    PubMed  Article  Google Scholar 

  124. 124.

    Richmond LK, Dawson B, Stewart G, et al. The effect of interstate travel on the sleep patterns and performance of elite Australian rules footballers. J Sci Med Sport. 2007;10(4):252–8.

    PubMed  Article  Google Scholar 

  125. 125.

    Robey E, Dawson B, Halson S, et al. Sleep quantity and quality in elite youth soccer players: a pilot study. Eur J Sport Sci. 2014;14(5):410–7.

    PubMed  Article  Google Scholar 

  126. 126.

    Schaal K, LE Meur Y, Louis J, et al. Whole-body cryostimulation limits overreaching in elite synchronized swimmers. Med Sci Sports Exerc. 2015;47(7):1416–25.

    PubMed  Article  Google Scholar 

  127. 127.

    Shearer DA, Jones RM, Kilduff LP, et al. Effects of competition on the sleep patterns of elite rugby union players. Eur J Sport Sci. 2015;15(8):681–6.

    PubMed  Article  Google Scholar 

  128. 128.

    Fullagar HH, Duffield R, Skorski S, et al. Sleep, travel, and recovery responses of national footballers during and after long-haul international air travel. Int J Sports Physiol Perform. 2016;11(1):86–95.

    PubMed  Article  Google Scholar 

Download references


No sources of funding were used to assist in the preparation of this review.

Availability of Data and Materials

Data sharing not applicable to this article as no datasets were generated or analyzed during the current study.

Author information




MN drafted the manuscript. MN, AA, FD, TM, and GD read and approved the final manuscript.

Corresponding author

Correspondence to Mathieu Nedelec.

Ethics declarations

Ethics Approval and Consent to Participate

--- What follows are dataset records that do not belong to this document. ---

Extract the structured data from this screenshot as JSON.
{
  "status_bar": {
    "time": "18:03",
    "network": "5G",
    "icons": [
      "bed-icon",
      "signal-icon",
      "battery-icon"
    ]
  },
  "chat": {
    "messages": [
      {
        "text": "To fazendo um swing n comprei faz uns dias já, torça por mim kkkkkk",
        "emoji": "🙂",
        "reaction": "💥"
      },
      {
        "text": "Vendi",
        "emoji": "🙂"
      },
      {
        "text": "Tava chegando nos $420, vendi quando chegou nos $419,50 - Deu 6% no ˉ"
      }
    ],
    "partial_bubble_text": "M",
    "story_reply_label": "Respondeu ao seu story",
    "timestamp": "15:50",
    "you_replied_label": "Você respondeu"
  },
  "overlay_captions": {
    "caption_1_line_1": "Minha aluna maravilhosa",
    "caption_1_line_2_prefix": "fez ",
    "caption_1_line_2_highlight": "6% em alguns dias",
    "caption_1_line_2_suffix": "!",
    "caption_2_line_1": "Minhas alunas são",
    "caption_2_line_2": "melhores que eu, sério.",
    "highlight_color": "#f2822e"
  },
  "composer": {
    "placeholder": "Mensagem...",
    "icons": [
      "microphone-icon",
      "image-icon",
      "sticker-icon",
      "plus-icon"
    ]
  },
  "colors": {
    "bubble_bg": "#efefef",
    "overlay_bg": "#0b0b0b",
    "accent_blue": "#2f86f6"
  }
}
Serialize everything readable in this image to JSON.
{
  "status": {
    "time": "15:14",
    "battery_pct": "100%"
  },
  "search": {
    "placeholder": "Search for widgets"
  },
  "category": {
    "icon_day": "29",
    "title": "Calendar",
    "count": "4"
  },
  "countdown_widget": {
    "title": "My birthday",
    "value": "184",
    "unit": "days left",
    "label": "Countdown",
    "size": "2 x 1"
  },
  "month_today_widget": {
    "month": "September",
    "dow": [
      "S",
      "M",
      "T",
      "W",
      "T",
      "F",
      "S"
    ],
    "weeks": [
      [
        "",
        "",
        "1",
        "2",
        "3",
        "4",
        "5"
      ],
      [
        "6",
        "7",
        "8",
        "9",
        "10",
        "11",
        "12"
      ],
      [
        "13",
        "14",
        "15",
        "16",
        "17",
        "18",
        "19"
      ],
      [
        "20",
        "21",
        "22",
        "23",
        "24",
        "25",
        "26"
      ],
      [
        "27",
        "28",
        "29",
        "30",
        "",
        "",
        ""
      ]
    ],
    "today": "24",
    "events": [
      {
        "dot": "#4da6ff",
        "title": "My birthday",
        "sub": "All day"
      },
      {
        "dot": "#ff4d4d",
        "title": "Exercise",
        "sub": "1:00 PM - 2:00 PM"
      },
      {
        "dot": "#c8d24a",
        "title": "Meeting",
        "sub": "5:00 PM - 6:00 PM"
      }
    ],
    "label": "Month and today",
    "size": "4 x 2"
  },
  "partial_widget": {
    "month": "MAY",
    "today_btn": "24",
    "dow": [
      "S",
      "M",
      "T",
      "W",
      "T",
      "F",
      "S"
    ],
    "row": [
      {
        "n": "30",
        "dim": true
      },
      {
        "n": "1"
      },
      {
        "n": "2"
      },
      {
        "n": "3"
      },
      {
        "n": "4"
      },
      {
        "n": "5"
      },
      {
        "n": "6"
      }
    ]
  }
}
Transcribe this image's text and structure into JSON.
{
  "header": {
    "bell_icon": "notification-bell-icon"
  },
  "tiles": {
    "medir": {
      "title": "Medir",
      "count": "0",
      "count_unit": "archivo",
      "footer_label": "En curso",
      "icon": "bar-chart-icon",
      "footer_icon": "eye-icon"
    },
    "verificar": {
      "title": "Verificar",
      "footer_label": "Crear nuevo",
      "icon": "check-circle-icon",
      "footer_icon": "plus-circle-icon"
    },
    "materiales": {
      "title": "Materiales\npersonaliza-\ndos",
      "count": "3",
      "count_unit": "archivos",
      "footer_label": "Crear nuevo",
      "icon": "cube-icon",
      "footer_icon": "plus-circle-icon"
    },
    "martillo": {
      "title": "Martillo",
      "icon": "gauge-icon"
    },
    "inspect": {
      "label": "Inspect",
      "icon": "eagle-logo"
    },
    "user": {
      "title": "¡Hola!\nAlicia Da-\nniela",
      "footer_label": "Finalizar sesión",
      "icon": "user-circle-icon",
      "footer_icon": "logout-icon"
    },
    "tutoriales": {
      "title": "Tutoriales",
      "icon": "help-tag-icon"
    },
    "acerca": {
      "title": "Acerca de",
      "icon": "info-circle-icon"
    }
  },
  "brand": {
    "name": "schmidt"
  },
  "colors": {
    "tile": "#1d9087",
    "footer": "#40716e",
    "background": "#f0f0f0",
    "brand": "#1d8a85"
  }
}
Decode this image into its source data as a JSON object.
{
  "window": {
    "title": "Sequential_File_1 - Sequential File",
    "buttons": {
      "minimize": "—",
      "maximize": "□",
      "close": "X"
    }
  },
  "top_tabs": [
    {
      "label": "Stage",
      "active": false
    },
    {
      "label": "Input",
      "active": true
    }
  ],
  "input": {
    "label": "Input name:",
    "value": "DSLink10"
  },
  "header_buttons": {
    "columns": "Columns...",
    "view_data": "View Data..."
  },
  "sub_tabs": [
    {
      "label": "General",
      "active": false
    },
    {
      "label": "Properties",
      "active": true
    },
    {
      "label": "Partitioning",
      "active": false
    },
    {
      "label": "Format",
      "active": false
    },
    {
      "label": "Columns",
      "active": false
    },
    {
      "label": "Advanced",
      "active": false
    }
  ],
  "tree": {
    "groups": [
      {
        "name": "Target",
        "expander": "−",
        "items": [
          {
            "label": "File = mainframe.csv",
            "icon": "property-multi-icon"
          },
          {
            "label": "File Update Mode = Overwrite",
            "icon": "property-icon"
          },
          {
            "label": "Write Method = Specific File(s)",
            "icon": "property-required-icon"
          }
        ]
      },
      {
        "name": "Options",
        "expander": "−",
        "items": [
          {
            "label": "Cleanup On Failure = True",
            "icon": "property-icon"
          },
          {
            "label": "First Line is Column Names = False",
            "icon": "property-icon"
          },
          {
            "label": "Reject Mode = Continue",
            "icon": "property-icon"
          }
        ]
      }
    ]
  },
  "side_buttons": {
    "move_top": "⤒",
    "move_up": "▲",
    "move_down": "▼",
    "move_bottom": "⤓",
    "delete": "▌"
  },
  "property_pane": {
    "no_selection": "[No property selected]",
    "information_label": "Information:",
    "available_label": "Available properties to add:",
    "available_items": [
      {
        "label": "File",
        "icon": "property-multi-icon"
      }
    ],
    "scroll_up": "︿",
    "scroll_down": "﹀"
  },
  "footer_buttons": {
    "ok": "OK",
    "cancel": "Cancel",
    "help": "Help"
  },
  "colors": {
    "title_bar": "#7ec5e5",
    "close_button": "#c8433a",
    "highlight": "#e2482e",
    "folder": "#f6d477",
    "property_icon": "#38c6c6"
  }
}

Not applicable.

Consent for Publication

Not applicable.

Competing Interests

The authors, Mathieu Nedelec, Anis Aloulou, François Duforez, Tim Meyer, and Gregory Dupont, declare that they have no competing interests.

Publisher’s Note

Springer Nature remains neutral with regard to jurisdictional claims in published maps and institutional affiliations.

Rights and permissions

Open Access This article is distributed under the terms of the Creative Commons Attribution 4.0 International License (, which permits unrestricted use, distribution, and reproduction in any medium, provided you give appropriate credit to the original author(s) and the source, provide a link to the Creative Commons license, and indicate if changes were made.

Reprints and Permissions

About this article

Verify currency and authenticity via CrossMark

Cite this article

Nedelec, M., Aloulou, A., Duforez, F. et al. The Variability of Sleep Among Elite Athletes. Sports Med - Open 4, 34 (2018).

Download citation


  • Recovery
  • Performance
  • Competition
  • Training
  • Sport
  • Stress